I feel there is a simple fix to this; There is a legally required form called ‘Affidavit of Residency’ that landlords must get their tenants to fill out and the landlord then submits to the Township. Then the Township could cross reference these forms with the BOE lists and we would know who lives here and who does not.
One thing I noticed is how much blame the Township has put on the County and State to fix their road systems; blame I feel is misplaced. We have been hounding the state for many years to widen Route 9. There is only ONE through-street that goes straight from Howell to Toms River. And that is Route 9. We should be thanking the state! It is a chutzpah that we blame the state when we have failed to create our own through streets had we used proper planning. Rather, they chose to vacate existing streets which could have alleviated much of the current congestion.

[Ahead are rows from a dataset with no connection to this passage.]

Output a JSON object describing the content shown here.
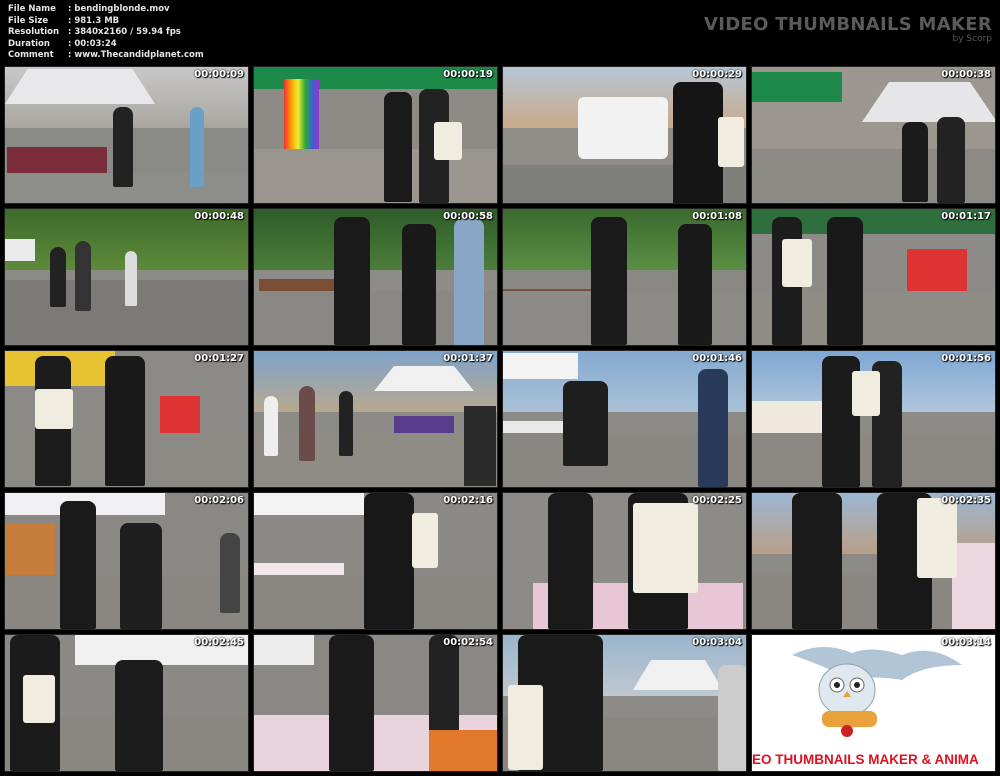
{
  "header": {
    "rows": [
      {
        "key": "File Name",
        "value": ": bendingblonde.mov"
      },
      {
        "key": "File Size",
        "value": ": 981.3 MB"
      },
      {
        "key": "Resolution",
        "value": ": 3840x2160 / 59.94 fps"
      },
      {
        "key": "Duration",
        "value": ": 00:03:24"
      },
      {
        "key": "Comment",
        "value": ": www.Thecandidplanet.com"
      }
    ],
    "brand_title": "VIDEO THUMBNAILS MAKER",
    "brand_sub": "by Scorp"
  },
  "thumbnails": [
    {
      "time": "00:00:09"
    },
    {
      "time": "00:00:19"
    },
    {
      "time": "00:00:29"
    },
    {
      "time": "00:00:38"
    },
    {
      "time": "00:00:48"
    },
    {
      "time": "00:00:58"
    },
    {
      "time": "00:01:08"
    },
    {
      "time": "00:01:17"
    },
    {
      "time": "00:01:27"
    },
    {
      "time": "00:01:37"
    },
    {
      "time": "00:01:46"
    },
    {
      "time": "00:01:56"
    },
    {
      "time": "00:02:06"
    },
    {
      "time": "00:02:16"
    },
    {
      "time": "00:02:25"
    },
    {
      "time": "00:02:35"
    },
    {
      "time": "00:02:45"
    },
    {
      "time": "00:02:54"
    },
    {
      "time": "00:03:04"
    },
    {
      "time": "00:03:14"
    }
  ],
  "logo_text": "EO THUMBNAILS MAKER & ANIMA",
  "colors": {
    "background": "#000000",
    "header_text": "#e6e6e6",
    "brand_text": "#5a5a5a",
    "logo_red": "#dd1122"
  }
}
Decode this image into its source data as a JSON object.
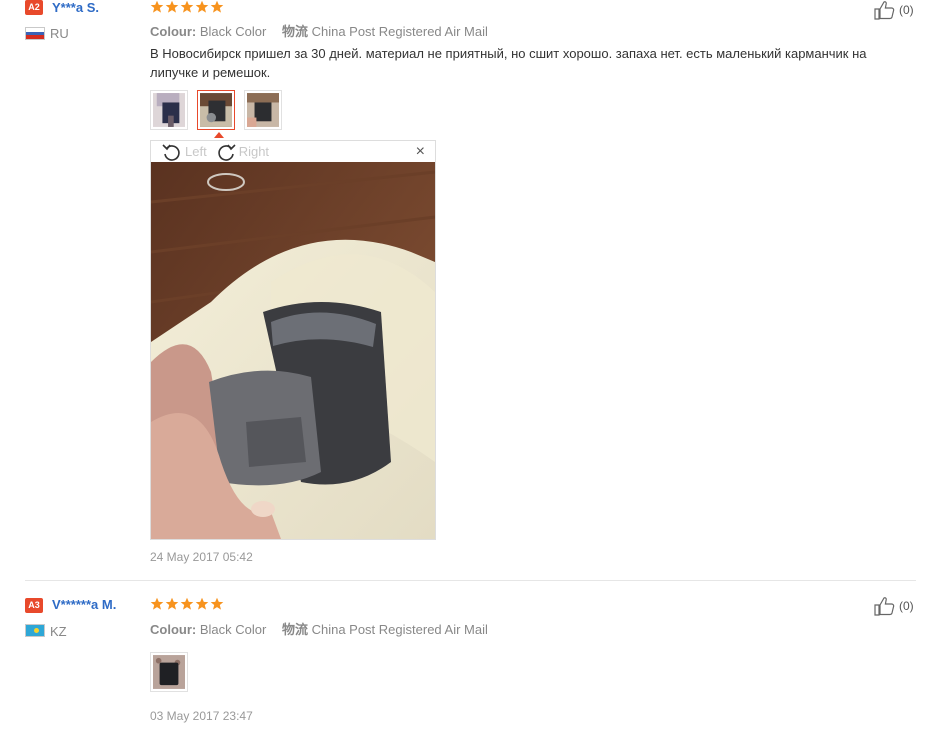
{
  "reviews": [
    {
      "badge": "A2",
      "user": "Y***a S.",
      "country": "RU",
      "colour_label": "Colour:",
      "colour_value": "Black Color",
      "ship_label": "物流",
      "ship_value": "China Post Registered Air Mail",
      "text": "В Новосибирск пришел за 30 дней. материал не приятный, но сшит хорошо. запаха нет. есть маленький карманчик на липучке и ремешок.",
      "date": "24 May 2017 05:42",
      "likes": "(0)",
      "rating": 5,
      "viewer": {
        "left_label": "Left",
        "right_label": "Right",
        "close": "×"
      }
    },
    {
      "badge": "A3",
      "user": "V******a M.",
      "country": "KZ",
      "colour_label": "Colour:",
      "colour_value": "Black Color",
      "ship_label": "物流",
      "ship_value": "China Post Registered Air Mail",
      "date": "03 May 2017 23:47",
      "likes": "(0)",
      "rating": 5
    }
  ],
  "colors": {
    "star": "#f7931e",
    "badge": "#e8492b",
    "username": "#2e6bc6"
  }
}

At this point, of course, we are left with no choice but to petition the state for this cause, but the fault is with our local government.
Many years ago, like all towns and cities, maps of Lakewood were created with virtual streets (paper streets) with block and lots, so that when it would eventually be built it could be done efficiently. These maps were created at a time when Lakewood was zoned for very spread-out living. So, we have altered much of Lakewood’s zoning to cram in duplexes and triplexes, but somehow failed to widen or add additional streets that were prepared only for small town living! And even more than that, many of those first streets were “vacated”, meaning they were given to developers so they could instead build houses in place of these roads.
On my campaign website, AaronHirsch.org, you can see a map that was created for Lakewood in the year 1958. The streets are all laid out on the paper, ready for developers to make use of its streets and spaces. And then check out the next map, a current one, from 2016. The two maps look unrecognizable. In 1958, streets are in a structured grid format. In 2016, we see what ended up actually happening – a jumble of dead-end streets and cul-de-sacs, with a laughable amount of through-streets.
This year is the year of the Master Plan, the all-important 10-year projection of the town’s growth and the needs that will come with it. Based on extensive research I have done into its methods and personnel, I feel that legally the Master Plan Committee was not eligible to hold the positions they do, including the chairman himself. I have presented my significant findings to the Township Committee.
This is yet another example of poor planning, lack of accountability, and the destruction of proper law.
It is time for a candidate to bring a common-sense approach to how things are done around here; to use foresight and planning in tackling our complex issues. Lakewood is a diverse town; we cannot afford to continue making simple mistakes that have disastrous effects, sacrificing our quality of living, safety, responsible growth and prosperity for all of Lakewood’s residents.
Voting is a two-step process. If you don’t go out and vote in the primaries then the person you feel is most qualified for the position might not make it onto the general election ballot. If your preferred candidate doesn’t win, you missed your opportunity to vote for who you feel is the best person for Office, and you will be forced to vote for another person’s less qualified choice. Please don’t leave YOUR choice to someone else.
If you care about the future of this town, coming out to vote in the primaries is a crucial step to vote in the candidate that can make your vision reality.
Vote for Aaron Hirsch, Republican, and you may just be surprised at how this town can begin its climb to the peak of success rather than descend down an ever-darkening tunnel.